New study provides insights into how drug resistance evolves
Evolutionary models suggest why some patients develop resistance to HIV drugs even with multidrug regimens
In the late 1980s, when HIV treatments were first introduced, patients would often develop resistance to those treatments within six months. The introduction of triple-drug treatment regimens in the 1990s was intended to change that. Even when the virus developed resistance to one treatment, there would be two other drugs that could knock it out, essentially mitigating drug resistance ... or so the theory went. Unfortunately, some patients still develop resistance, leaving scientists with a critical question to answer: Why?
“There’s all these things that we still don’t understand, like why do we even get resistance when treating with three drugs,” said San Francisco State University Associate Professor of Biology Pleuni Pennings. “We understand why it is becoming less common, but it should have been zero all along.”
In a new study published in eLife, Pennings and her colleagues propose explanations for what may be happening.
Analyzing large datasets of patients receiving HIV therapy, the researchers noted several interesting observations. They found that drug resistance can evolve years after successful therapy and is often the result of sequential mutations that occur in a predictable order. Pennings says these observations could not be explained with current models and that even though some studies identify mutations that confer drug resistance, they don’t answer how and where they arise.
Using two computational models, the authors suggest that these observations may occur due to drug heterogeneity over time and throughout the body. Although patients receive three HIV therapies simultaneously, drugs have different half-lives and patients do not always adhere to therapy regimens. That could result in windows when the patients are really only being treated by one of the drugs, leading to drug resistance evolution. At the same time, drugs don’t uniformly penetrate the entire body. This means in some parts of a patient’s body only one of the drugs might be active, again giving the virus the chance to develop resistance to a single treatment and propagate.
“I think one main reason why we should care is actually not because of HIV but because of drug resistance in other situations,” Pennings explained.
Although drug resistance among patients with HIV is fairly low, drug resistance to multidrug therapies is a big problem for diseases such as malaria and tuberculosis.
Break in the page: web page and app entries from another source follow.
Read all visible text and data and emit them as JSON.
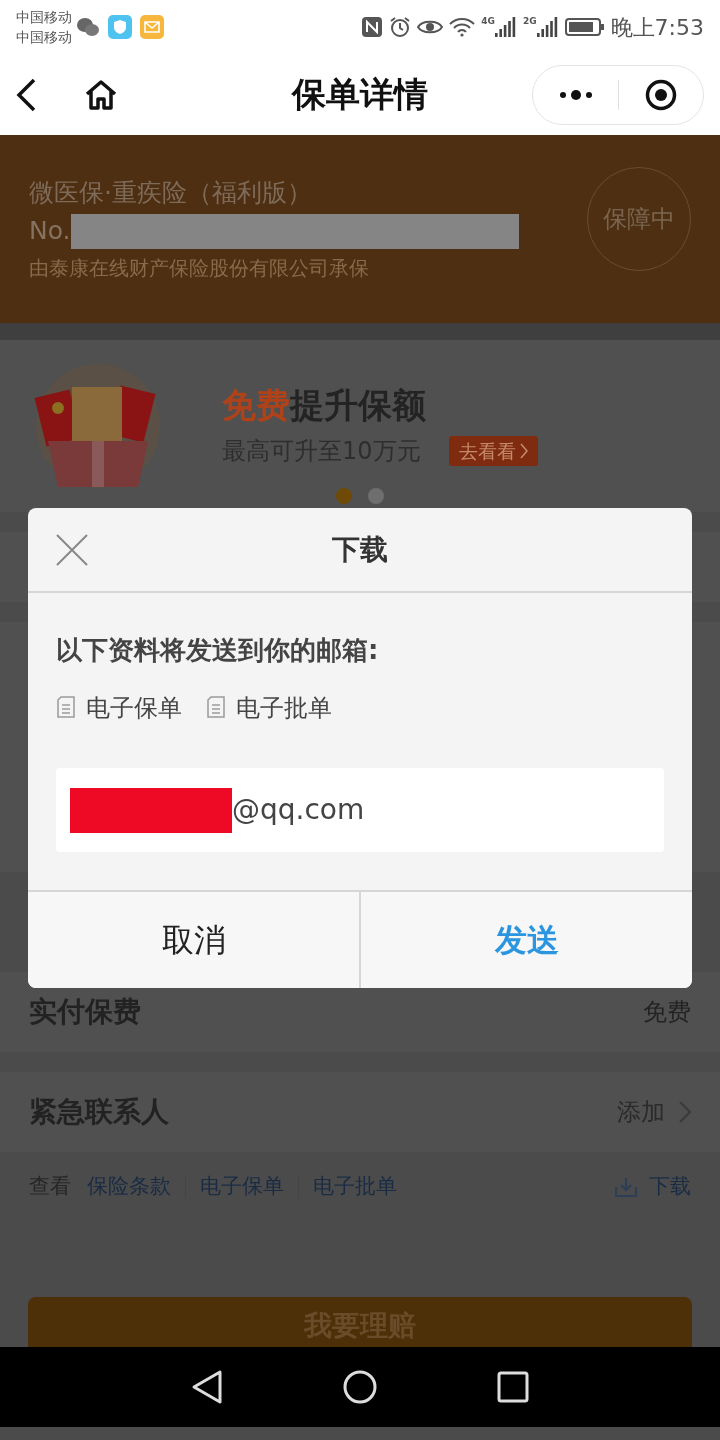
{
  "status_bar": {
    "carriers": [
      "中国移动",
      "中国移动"
    ],
    "network_labels": [
      "4G",
      "2G"
    ],
    "time": "晚上7:53"
  },
  "nav": {
    "title": "保单详情"
  },
  "policy": {
    "name": "微医保·重疾险（福利版）",
    "number_prefix": "No.",
    "insurer": "由泰康在线财产保险股份有限公司承保",
    "status": "保障中"
  },
  "promo": {
    "highlight": "免费",
    "title": "提升保额",
    "subtitle": "最高可升至10万元",
    "button": "去看看",
    "dots": [
      {
        "selected": true
      },
      {
        "selected": false
      }
    ]
  },
  "dialog": {
    "title": "下载",
    "message": "以下资料将发送到你的邮箱:",
    "documents": [
      "电子保单",
      "电子批单"
    ],
    "email": {
      "value": "@qq.com"
    },
    "buttons": [
      {
        "label": "取消",
        "kind": "cancel"
      },
      {
        "label": "发送",
        "kind": "primary"
      }
    ]
  },
  "rows": [
    {
      "label": "实付保费",
      "value": "免费",
      "chevron": false
    },
    {
      "label": "紧急联系人",
      "value": "添加",
      "chevron": true
    }
  ],
  "links": {
    "prefix": "查看",
    "items": [
      "保险条款",
      "电子保单",
      "电子批单"
    ],
    "download": "下载"
  },
  "claim_button": "我要理赔"
}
In addition, the COVID-19 pandemic and the rise of variants show how little we still understand about evolving pathogens.
“In a way, HIV is the poster child of how we solved drug resistance. … [But] if we don't understand how we did it, then it’s really hard to take these lessons to other situations,” Pennings said.